### Instructions for the task
A verbatim copy of the full data, with no pictures, is the expected answer.

### Records supplied
* * * * *

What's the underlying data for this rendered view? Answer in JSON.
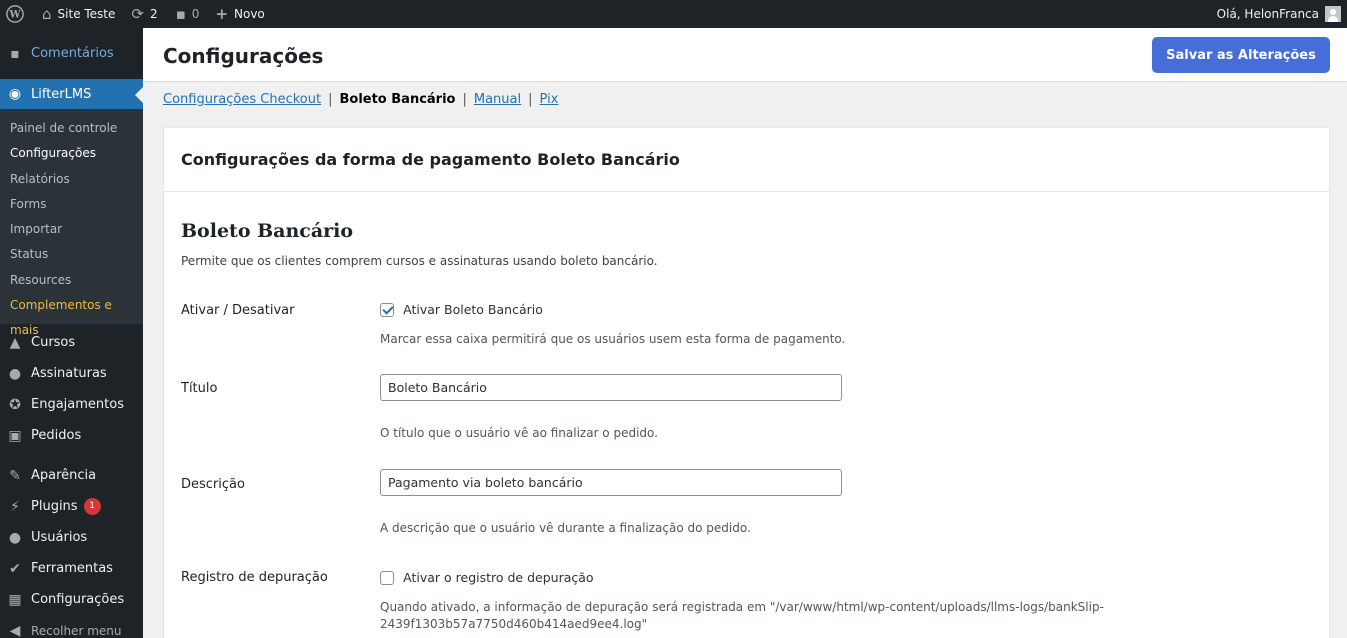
{
  "adminbar": {
    "site_name": "Site Teste",
    "updates_count": "2",
    "comments_count": "0",
    "new_label": "Novo",
    "greeting": "Olá, HelonFranca"
  },
  "sidebar": {
    "top_items": [
      {
        "label": "Comentários",
        "icon": "comment-icon"
      },
      {
        "label": "LifterLMS",
        "icon": "lifterlms-icon"
      }
    ],
    "submenu": [
      "Painel de controle",
      "Configurações",
      "Relatórios",
      "Forms",
      "Importar",
      "Status",
      "Resources",
      "Complementos e mais"
    ],
    "items": [
      {
        "label": "Cursos",
        "icon": "graduation-cap-icon"
      },
      {
        "label": "Assinaturas",
        "icon": "groups-icon"
      },
      {
        "label": "Engajamentos",
        "icon": "award-icon"
      },
      {
        "label": "Pedidos",
        "icon": "cart-icon"
      },
      {
        "label": "Aparência",
        "icon": "paint-brush-icon"
      },
      {
        "label": "Plugins",
        "icon": "plugin-icon",
        "badge": "1"
      },
      {
        "label": "Usuários",
        "icon": "users-icon"
      },
      {
        "label": "Ferramentas",
        "icon": "wrench-icon"
      },
      {
        "label": "Configurações",
        "icon": "settings-icon"
      },
      {
        "label": "Recolher menu",
        "icon": "collapse-icon"
      }
    ]
  },
  "header": {
    "title": "Configurações",
    "save_label": "Salvar as Alterações"
  },
  "subtabs": {
    "checkout": "Configurações Checkout",
    "current": "Boleto Bancário",
    "manual": "Manual",
    "pix": "Pix",
    "separator": "|"
  },
  "panel": {
    "title": "Configurações da forma de pagamento Boleto Bancário",
    "section_title": "Boleto Bancário",
    "section_desc": "Permite que os clientes comprem cursos e assinaturas usando boleto bancário.",
    "enable": {
      "label": "Ativar / Desativar",
      "checkbox_label": "Ativar Boleto Bancário",
      "checked": true,
      "help": "Marcar essa caixa permitirá que os usuários usem esta forma de pagamento."
    },
    "title_field": {
      "label": "Título",
      "value": "Boleto Bancário",
      "help": "O título que o usuário vê ao finalizar o pedido."
    },
    "description_field": {
      "label": "Descrição",
      "value": "Pagamento via boleto bancário",
      "help": "A descrição que o usuário vê durante a finalização do pedido."
    },
    "debug": {
      "label": "Registro de depuração",
      "checkbox_label": "Ativar o registro de depuração",
      "checked": false,
      "help_line1": "Quando ativado, a informação de depuração será registrada em \"/var/www/html/wp-content/uploads/llms-logs/bankSlip-",
      "help_line2": "2439f1303b57a7750d460b414aed9ee4.log\""
    }
  }
}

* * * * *

### Result
What's the underlying data for this rendered view? Answer in JSON.
{
  "adminbar": {
    "site_name": "Site Teste",
    "updates_count": "2",
    "comments_count": "0",
    "new_label": "Novo",
    "greeting": "Olá, HelonFranca"
  },
  "sidebar": {
    "top_items": [
      {
        "label": "Comentários",
        "icon": "comment-icon"
      },
      {
        "label": "LifterLMS",
        "icon": "lifterlms-icon"
      }
    ],
    "submenu": [
      "Painel de controle",
      "Configurações",
      "Relatórios",
      "Forms",
      "Importar",
      "Status",
      "Resources",
      "Complementos e mais"
    ],
    "items": [
      {
        "label": "Cursos",
        "icon": "graduation-cap-icon"
      },
      {
        "label": "Assinaturas",
        "icon": "groups-icon"
      },
      {
        "label": "Engajamentos",
        "icon": "award-icon"
      },
      {
        "label": "Pedidos",
        "icon": "cart-icon"
      },
      {
        "label": "Aparência",
        "icon": "paint-brush-icon"
      },
      {
        "label": "Plugins",
        "icon": "plugin-icon",
        "badge": "1"
      },
      {
        "label": "Usuários",
        "icon": "users-icon"
      },
      {
        "label": "Ferramentas",
        "icon": "wrench-icon"
      },
      {
        "label": "Configurações",
        "icon": "settings-icon"
      },
      {
        "label": "Recolher menu",
        "icon": "collapse-icon"
      }
    ]
  },
  "header": {
    "title": "Configurações",
    "save_label": "Salvar as Alterações"
  },
  "subtabs": {
    "checkout": "Configurações Checkout",
    "current": "Boleto Bancário",
    "manual": "Manual",
    "pix": "Pix",
    "separator": "|"
  },
  "panel": {
    "title": "Configurações da forma de pagamento Boleto Bancário",
    "section_title": "Boleto Bancário",
    "section_desc": "Permite que os clientes comprem cursos e assinaturas usando boleto bancário.",
    "enable": {
      "label": "Ativar / Desativar",
      "checkbox_label": "Ativar Boleto Bancário",
      "checked": true,
      "help": "Marcar essa caixa permitirá que os usuários usem esta forma de pagamento."
    },
    "title_field": {
      "label": "Título",
      "value": "Boleto Bancário",
      "help": "O título que o usuário vê ao finalizar o pedido."
    },
    "description_field": {
      "label": "Descrição",
      "value": "Pagamento via boleto bancário",
      "help": "A descrição que o usuário vê durante a finalização do pedido."
    },
    "debug": {
      "label": "Registro de depuração",
      "checkbox_label": "Ativar o registro de depuração",
      "checked": false,
      "help_line1": "Quando ativado, a informação de depuração será registrada em \"/var/www/html/wp-content/uploads/llms-logs/bankSlip-",
      "help_line2": "2439f1303b57a7750d460b414aed9ee4.log\""
    }
  }
}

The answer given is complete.